lighthouse. By 1852 the tip of the peninsula was cut off by the sea and
the lighthouse and dwelling now stood on a new island.
IDuring the Civil War the lighthouse was damaged and made inoperative by
Confederate guerrillas in an attempt to disrupt Union shipping on the
August 23, 1933 a great storm descended over the Chesapeake Bay. The
roaring tide surged nine feet above its usual height drowning the shores
of the tiny island.The giant seas reached 12 feet at its peak and cut a
break through the beach. Large swaths of sand were carried away in the
raging whitewater. When the fury had passed the larger island had been
torn from the lighthouse. Boats, fishing equipment, and other debris
were scattered on the beaches and trees uprooted or snapped in two. All
wharves and piers throughout Mathew's County were badly damaged or
completely carried away. Storm waters rushed far inland reaching depths
of 4 feet in the streets around Mathews Courthouse. At Gloucester Point
the town post office and drug store were completely demolished. Four
feet of water stood in the lobby of the Robbins Hotel. Locations along
the Atlantic Coast and Chesapeake Bay incurred epic destruction from
this hurricane costing tens of millions of dollars in repair.
days later on September 16, another mighty tempest passed just offshore
the Virginia Coast. New Point Comfort was again pummeled by the raging
seas. Winds rose to 87 mph at Cape Henry, and tides reached 8.3 feet
above mean low water. The combined force of the two storms dramatically
transformed the New Point Comfort beach. Two islands now lay at the end
of the peninsula. The lighthouse sustained severe damage to its
foundation and tower.
1963 the Coast Guard erected an 18 foot four pile structure 1,050 yards
southeast of the lighthouse with a 2.5 second red flashing beacon.
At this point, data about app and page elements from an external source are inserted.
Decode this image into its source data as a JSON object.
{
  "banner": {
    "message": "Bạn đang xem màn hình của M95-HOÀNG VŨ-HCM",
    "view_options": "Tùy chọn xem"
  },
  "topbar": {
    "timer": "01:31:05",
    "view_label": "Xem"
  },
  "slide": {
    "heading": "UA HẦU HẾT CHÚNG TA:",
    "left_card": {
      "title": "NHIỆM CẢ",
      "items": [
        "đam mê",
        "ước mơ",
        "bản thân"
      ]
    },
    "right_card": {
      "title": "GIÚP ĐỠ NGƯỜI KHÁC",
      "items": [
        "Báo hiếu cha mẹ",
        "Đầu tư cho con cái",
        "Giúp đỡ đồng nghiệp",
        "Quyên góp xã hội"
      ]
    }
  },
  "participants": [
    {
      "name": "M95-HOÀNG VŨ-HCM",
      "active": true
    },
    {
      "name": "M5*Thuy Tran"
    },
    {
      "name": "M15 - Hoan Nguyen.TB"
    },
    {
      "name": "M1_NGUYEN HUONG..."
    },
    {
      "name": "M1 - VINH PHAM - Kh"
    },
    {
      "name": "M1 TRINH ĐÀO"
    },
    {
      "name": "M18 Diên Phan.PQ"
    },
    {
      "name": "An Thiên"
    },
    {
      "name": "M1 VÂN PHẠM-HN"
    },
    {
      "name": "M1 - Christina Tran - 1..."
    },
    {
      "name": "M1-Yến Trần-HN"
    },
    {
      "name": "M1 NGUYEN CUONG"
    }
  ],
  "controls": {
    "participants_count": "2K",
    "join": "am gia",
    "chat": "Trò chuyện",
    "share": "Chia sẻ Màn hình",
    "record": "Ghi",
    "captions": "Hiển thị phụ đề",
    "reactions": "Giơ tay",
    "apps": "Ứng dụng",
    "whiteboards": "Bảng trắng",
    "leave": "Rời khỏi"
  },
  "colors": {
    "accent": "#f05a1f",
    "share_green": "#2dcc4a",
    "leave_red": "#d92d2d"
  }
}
The
new New Point Comfort Spit Light marked the shoals more accurately. The
New Point Comfort Lighthouse was then abandoned.